*Problem details*. Each line of the records below that holds "JSON" should be copied out.

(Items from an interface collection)
++++++++

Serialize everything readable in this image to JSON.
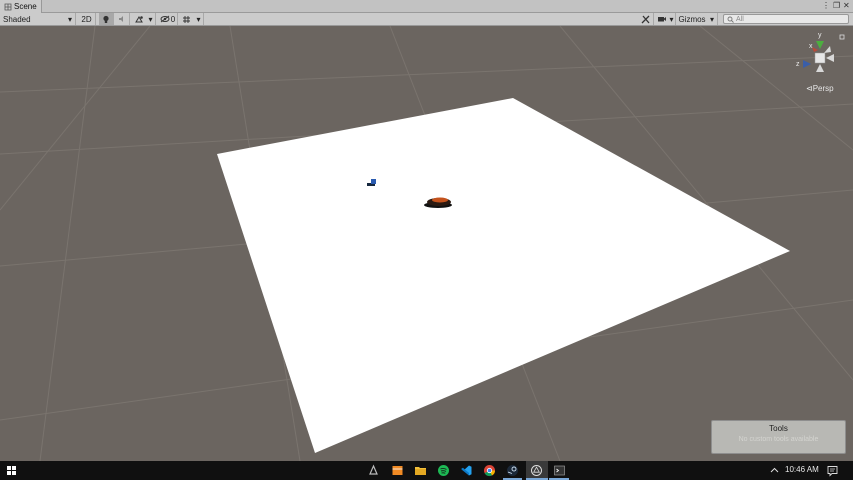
{
  "window": {
    "tab_label": "Scene",
    "controls": {
      "menu": "⋮",
      "restore": "❐",
      "close": "✕"
    }
  },
  "toolbar": {
    "shading_mode": "Shaded",
    "mode_2d": "2D",
    "hidden_count": "0",
    "gizmos_label": "Gizmos",
    "search_placeholder": "All"
  },
  "scene_view": {
    "projection_label": "Persp",
    "gizmo_axes": {
      "x": "x",
      "y": "y",
      "z": "z"
    },
    "colors": {
      "background": "#6b6560",
      "ground_plane": "#ffffff",
      "grid": "#7c7670"
    }
  },
  "tools_overlay": {
    "title": "Tools",
    "subtitle": "No custom tools available"
  },
  "taskbar": {
    "time": "10:46 AM",
    "icons": [
      "windows-start-icon",
      "app-icon",
      "mail-icon",
      "file-explorer-icon",
      "spotify-icon",
      "vscode-icon",
      "chrome-icon",
      "steam-icon",
      "unity-icon",
      "terminal-icon"
    ]
  }
}
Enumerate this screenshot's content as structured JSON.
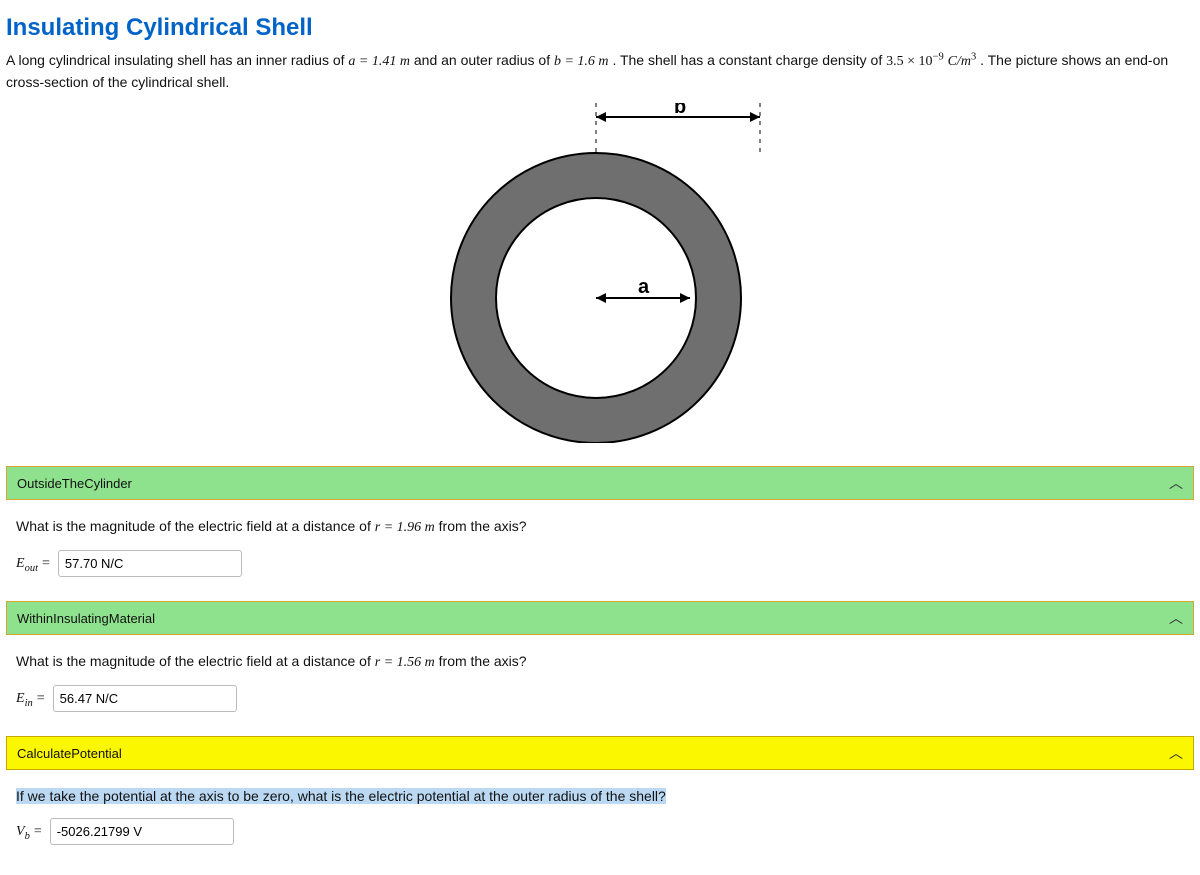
{
  "title": "Insulating Cylindrical Shell",
  "statement": {
    "t1": "A long cylindrical insulating shell has an inner radius of ",
    "a_eq": "a = 1.41 m",
    "t2": " and an outer radius of ",
    "b_eq": "b = 1.6 m",
    "t3": ". The shell has a constant charge density of ",
    "rho_val": "3.5 × 10",
    "rho_exp": "−9",
    "rho_unit_pre": " C/m",
    "rho_unit_exp": "3",
    "t4": ". The picture shows an end-on cross-section of the cylindrical shell."
  },
  "figure": {
    "label_a": "a",
    "label_b": "b"
  },
  "sections": [
    {
      "header": "OutsideTheCylinder",
      "style": "green",
      "question_pre": "What is the magnitude of the electric field at a distance of ",
      "r_eq": "r = 1.96 m",
      "question_post": " from the axis?",
      "symbol": "E",
      "symbol_sub": "out",
      "value": "57.70 N/C",
      "highlight": false
    },
    {
      "header": "WithinInsulatingMaterial",
      "style": "green",
      "question_pre": "What is the magnitude of the electric field at a distance of ",
      "r_eq": "r = 1.56 m",
      "question_post": " from the axis?",
      "symbol": "E",
      "symbol_sub": "in",
      "value": "56.47 N/C",
      "highlight": false
    },
    {
      "header": "CalculatePotential",
      "style": "yellow",
      "question_pre": "If we take the potential at the axis to be zero, what is the electric potential at the outer radius of the shell?",
      "r_eq": "",
      "question_post": "",
      "symbol": "V",
      "symbol_sub": "b",
      "value": "-5026.21799 V",
      "highlight": true
    }
  ]
}
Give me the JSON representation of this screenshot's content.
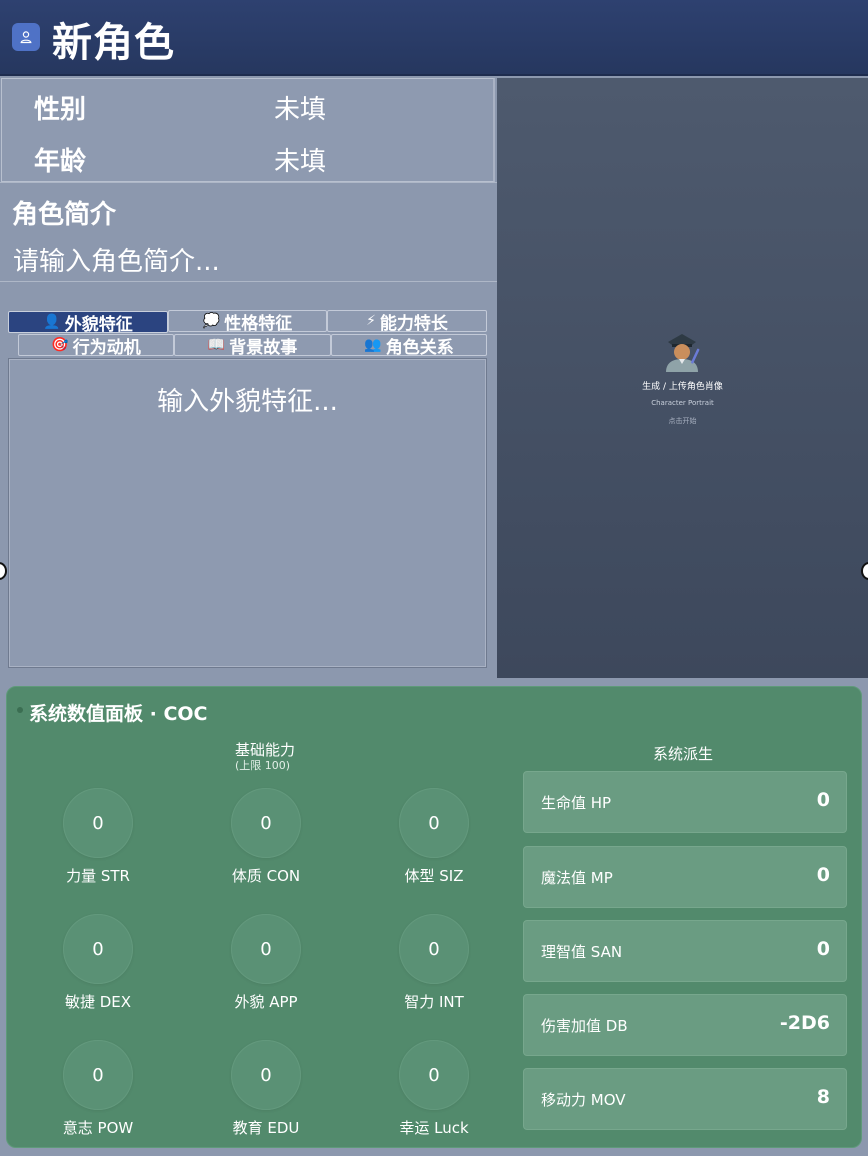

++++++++

*Answer box*.
Serialize everything readable in this image to JSON.
Enumerate this screenshot's content as structured JSON.
Give me the JSON representation of this screenshot's content.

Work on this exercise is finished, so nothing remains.